- **Instructions to follow**
Output the records that follow exactly as they are written.

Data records
--

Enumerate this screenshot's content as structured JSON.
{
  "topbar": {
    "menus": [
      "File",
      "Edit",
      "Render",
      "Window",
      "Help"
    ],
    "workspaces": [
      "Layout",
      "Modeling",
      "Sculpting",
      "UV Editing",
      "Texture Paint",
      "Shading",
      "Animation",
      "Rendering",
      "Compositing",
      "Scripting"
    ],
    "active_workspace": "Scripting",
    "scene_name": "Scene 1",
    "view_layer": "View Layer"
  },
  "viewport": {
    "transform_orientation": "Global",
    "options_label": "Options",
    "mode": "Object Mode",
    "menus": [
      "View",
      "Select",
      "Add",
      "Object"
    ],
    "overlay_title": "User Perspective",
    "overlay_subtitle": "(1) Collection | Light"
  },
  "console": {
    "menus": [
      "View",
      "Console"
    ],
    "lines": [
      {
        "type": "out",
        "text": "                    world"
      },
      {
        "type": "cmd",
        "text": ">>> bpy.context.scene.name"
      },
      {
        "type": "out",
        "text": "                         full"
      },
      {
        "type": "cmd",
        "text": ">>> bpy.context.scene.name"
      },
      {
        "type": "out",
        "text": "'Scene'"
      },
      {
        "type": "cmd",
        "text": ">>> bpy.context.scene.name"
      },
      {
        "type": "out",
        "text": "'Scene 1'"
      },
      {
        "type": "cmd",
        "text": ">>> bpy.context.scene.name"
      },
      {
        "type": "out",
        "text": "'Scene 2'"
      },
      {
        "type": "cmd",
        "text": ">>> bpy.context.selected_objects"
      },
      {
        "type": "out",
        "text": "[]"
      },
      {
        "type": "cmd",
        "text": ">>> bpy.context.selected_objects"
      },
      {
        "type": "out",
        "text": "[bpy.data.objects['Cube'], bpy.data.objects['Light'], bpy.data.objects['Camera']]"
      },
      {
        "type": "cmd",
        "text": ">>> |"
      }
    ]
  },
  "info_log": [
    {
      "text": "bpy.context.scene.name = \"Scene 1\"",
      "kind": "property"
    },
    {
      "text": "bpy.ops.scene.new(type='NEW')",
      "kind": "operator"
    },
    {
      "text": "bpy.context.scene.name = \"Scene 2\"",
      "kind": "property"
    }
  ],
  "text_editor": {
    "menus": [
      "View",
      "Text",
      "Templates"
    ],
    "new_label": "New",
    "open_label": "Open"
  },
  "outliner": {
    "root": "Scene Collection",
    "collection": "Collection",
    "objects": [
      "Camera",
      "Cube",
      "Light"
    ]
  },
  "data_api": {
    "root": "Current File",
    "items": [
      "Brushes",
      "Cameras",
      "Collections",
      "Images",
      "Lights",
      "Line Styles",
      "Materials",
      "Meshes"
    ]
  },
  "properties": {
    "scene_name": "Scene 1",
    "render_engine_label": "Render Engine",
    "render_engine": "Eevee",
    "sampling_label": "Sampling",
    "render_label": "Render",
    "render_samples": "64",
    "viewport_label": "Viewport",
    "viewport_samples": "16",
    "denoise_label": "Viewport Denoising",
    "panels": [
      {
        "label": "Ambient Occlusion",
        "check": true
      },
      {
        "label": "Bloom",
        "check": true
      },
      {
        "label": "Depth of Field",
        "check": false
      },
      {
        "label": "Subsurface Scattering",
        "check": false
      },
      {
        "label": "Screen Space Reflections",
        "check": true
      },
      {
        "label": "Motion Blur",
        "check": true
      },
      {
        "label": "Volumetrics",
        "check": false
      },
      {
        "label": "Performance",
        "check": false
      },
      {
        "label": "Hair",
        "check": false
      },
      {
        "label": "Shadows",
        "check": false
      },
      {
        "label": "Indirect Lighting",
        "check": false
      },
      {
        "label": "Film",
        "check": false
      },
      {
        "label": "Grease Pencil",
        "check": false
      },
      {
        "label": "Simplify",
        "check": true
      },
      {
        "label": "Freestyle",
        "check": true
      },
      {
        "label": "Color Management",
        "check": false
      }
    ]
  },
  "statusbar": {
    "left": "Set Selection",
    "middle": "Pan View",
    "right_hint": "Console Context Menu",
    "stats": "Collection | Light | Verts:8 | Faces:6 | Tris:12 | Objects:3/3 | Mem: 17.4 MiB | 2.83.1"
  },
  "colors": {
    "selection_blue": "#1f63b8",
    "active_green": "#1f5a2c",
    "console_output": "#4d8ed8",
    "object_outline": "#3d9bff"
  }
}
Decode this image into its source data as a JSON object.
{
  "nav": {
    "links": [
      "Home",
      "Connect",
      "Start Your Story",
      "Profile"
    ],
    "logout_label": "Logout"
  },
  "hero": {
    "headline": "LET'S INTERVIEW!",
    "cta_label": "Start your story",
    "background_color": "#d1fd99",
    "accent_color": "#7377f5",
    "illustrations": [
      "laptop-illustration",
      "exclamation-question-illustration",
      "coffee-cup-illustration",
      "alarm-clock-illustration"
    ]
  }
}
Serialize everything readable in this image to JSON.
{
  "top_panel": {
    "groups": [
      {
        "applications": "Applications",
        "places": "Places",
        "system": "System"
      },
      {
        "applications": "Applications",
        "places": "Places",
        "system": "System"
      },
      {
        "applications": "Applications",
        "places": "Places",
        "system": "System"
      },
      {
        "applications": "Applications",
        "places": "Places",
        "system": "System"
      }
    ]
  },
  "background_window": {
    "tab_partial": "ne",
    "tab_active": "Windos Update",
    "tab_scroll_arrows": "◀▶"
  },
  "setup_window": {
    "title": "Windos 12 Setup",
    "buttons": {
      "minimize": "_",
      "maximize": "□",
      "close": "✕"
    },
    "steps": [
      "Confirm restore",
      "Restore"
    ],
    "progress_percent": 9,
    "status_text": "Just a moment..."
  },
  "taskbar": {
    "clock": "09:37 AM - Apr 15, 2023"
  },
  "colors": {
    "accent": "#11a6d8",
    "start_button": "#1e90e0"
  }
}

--

- **Solution to this problem**
Enumerate this screenshot's content as structured JSON.
{
  "topbar": {
    "menus": [
      "File",
      "Edit",
      "Render",
      "Window",
      "Help"
    ],
    "workspaces": [
      "Layout",
      "Modeling",
      "Sculpting",
      "UV Editing",
      "Texture Paint",
      "Shading",
      "Animation",
      "Rendering",
      "Compositing",
      "Scripting"
    ],
    "active_workspace": "Scripting",
    "scene_name": "Scene 1",
    "view_layer": "View Layer"
  },
  "viewport": {
    "transform_orientation": "Global",
    "options_label": "Options",
    "mode": "Object Mode",
    "menus": [
      "View",
      "Select",
      "Add",
      "Object"
    ],
    "overlay_title": "User Perspective",
    "overlay_subtitle": "(1) Collection | Light"
  },
  "console": {
    "menus": [
      "View",
      "Console"
    ],
    "lines": [
      {
        "type": "out",
        "text": "                    world"
      },
      {
        "type": "cmd",
        "text": ">>> bpy.context.scene.name"
      },
      {
        "type": "out",
        "text": "                         full"
      },
      {
        "type": "cmd",
        "text": ">>> bpy.context.scene.name"
      },
      {
        "type": "out",
        "text": "'Scene'"
      },
      {
        "type": "cmd",
        "text": ">>> bpy.context.scene.name"
      },
      {
        "type": "out",
        "text": "'Scene 1'"
      },
      {
        "type": "cmd",
        "text": ">>> bpy.context.scene.name"
      },
      {
        "type": "out",
        "text": "'Scene 2'"
      },
      {
        "type": "cmd",
        "text": ">>> bpy.context.selected_objects"
      },
      {
        "type": "out",
        "text": "[]"
      },
      {
        "type": "cmd",
        "text": ">>> bpy.context.selected_objects"
      },
      {
        "type": "out",
        "text": "[bpy.data.objects['Cube'], bpy.data.objects['Light'], bpy.data.objects['Camera']]"
      },
      {
        "type": "cmd",
        "text": ">>> |"
      }
    ]
  },
  "info_log": [
    {
      "text": "bpy.context.scene.name = \"Scene 1\"",
      "kind": "property"
    },
    {
      "text": "bpy.ops.scene.new(type='NEW')",
      "kind": "operator"
    },
    {
      "text": "bpy.context.scene.name = \"Scene 2\"",
      "kind": "property"
    }
  ],
  "text_editor": {
    "menus": [
      "View",
      "Text",
      "Templates"
    ],
    "new_label": "New",
    "open_label": "Open"
  },
  "outliner": {
    "root": "Scene Collection",
    "collection": "Collection",
    "objects": [
      "Camera",
      "Cube",
      "Light"
    ]
  },
  "data_api": {
    "root": "Current File",
    "items": [
      "Brushes",
      "Cameras",
      "Collections",
      "Images",
      "Lights",
      "Line Styles",
      "Materials",
      "Meshes"
    ]
  },
  "properties": {
    "scene_name": "Scene 1",
    "render_engine_label": "Render Engine",
    "render_engine": "Eevee",
    "sampling_label": "Sampling",
    "render_label": "Render",
    "render_samples": "64",
    "viewport_label": "Viewport",
    "viewport_samples": "16",
    "denoise_label": "Viewport Denoising",
    "panels": [
      {
        "label": "Ambient Occlusion",
        "check": true
      },
      {
        "label": "Bloom",
        "check": true
      },
      {
        "label": "Depth of Field",
        "check": false
      },
      {
        "label": "Subsurface Scattering",
        "check": false
      },
      {
        "label": "Screen Space Reflections",
        "check": true
      },
      {
        "label": "Motion Blur",
        "check": true
      },
      {
        "label": "Volumetrics",
        "check": false
      },
      {
        "label": "Performance",
        "check": false
      },
      {
        "label": "Hair",
        "check": false
      },
      {
        "label": "Shadows",
        "check": false
      },
      {
        "label": "Indirect Lighting",
        "check": false
      },
      {
        "label": "Film",
        "check": false
      },
      {
        "label": "Grease Pencil",
        "check": false
      },
      {
        "label": "Simplify",
        "check": true
      },
      {
        "label": "Freestyle",
        "check": true
      },
      {
        "label": "Color Management",
        "check": false
      }
    ]
  },
  "statusbar": {
    "left": "Set Selection",
    "middle": "Pan View",
    "right_hint": "Console Context Menu",
    "stats": "Collection | Light | Verts:8 | Faces:6 | Tris:12 | Objects:3/3 | Mem: 17.4 MiB | 2.83.1"
  },
  "colors": {
    "selection_blue": "#1f63b8",
    "active_green": "#1f5a2c",
    "console_output": "#4d8ed8",
    "object_outline": "#3d9bff"
  }
}
Decode this image into its source data as a JSON object.
{
  "nav": {
    "links": [
      "Home",
      "Connect",
      "Start Your Story",
      "Profile"
    ],
    "logout_label": "Logout"
  },
  "hero": {
    "headline": "LET'S INTERVIEW!",
    "cta_label": "Start your story",
    "background_color": "#d1fd99",
    "accent_color": "#7377f5",
    "illustrations": [
      "laptop-illustration",
      "exclamation-question-illustration",
      "coffee-cup-illustration",
      "alarm-clock-illustration"
    ]
  }
}
Serialize everything readable in this image to JSON.
{
  "top_panel": {
    "groups": [
      {
        "applications": "Applications",
        "places": "Places",
        "system": "System"
      },
      {
        "applications": "Applications",
        "places": "Places",
        "system": "System"
      },
      {
        "applications": "Applications",
        "places": "Places",
        "system": "System"
      },
      {
        "applications": "Applications",
        "places": "Places",
        "system": "System"
      }
    ]
  },
  "background_window": {
    "tab_partial": "ne",
    "tab_active": "Windos Update",
    "tab_scroll_arrows": "◀▶"
  },
  "setup_window": {
    "title": "Windos 12 Setup",
    "buttons": {
      "minimize": "_",
      "maximize": "□",
      "close": "✕"
    },
    "steps": [
      "Confirm restore",
      "Restore"
    ],
    "progress_percent": 9,
    "status_text": "Just a moment..."
  },
  "taskbar": {
    "clock": "09:37 AM - Apr 15, 2023"
  },
  "colors": {
    "accent": "#11a6d8",
    "start_button": "#1e90e0"
  }
}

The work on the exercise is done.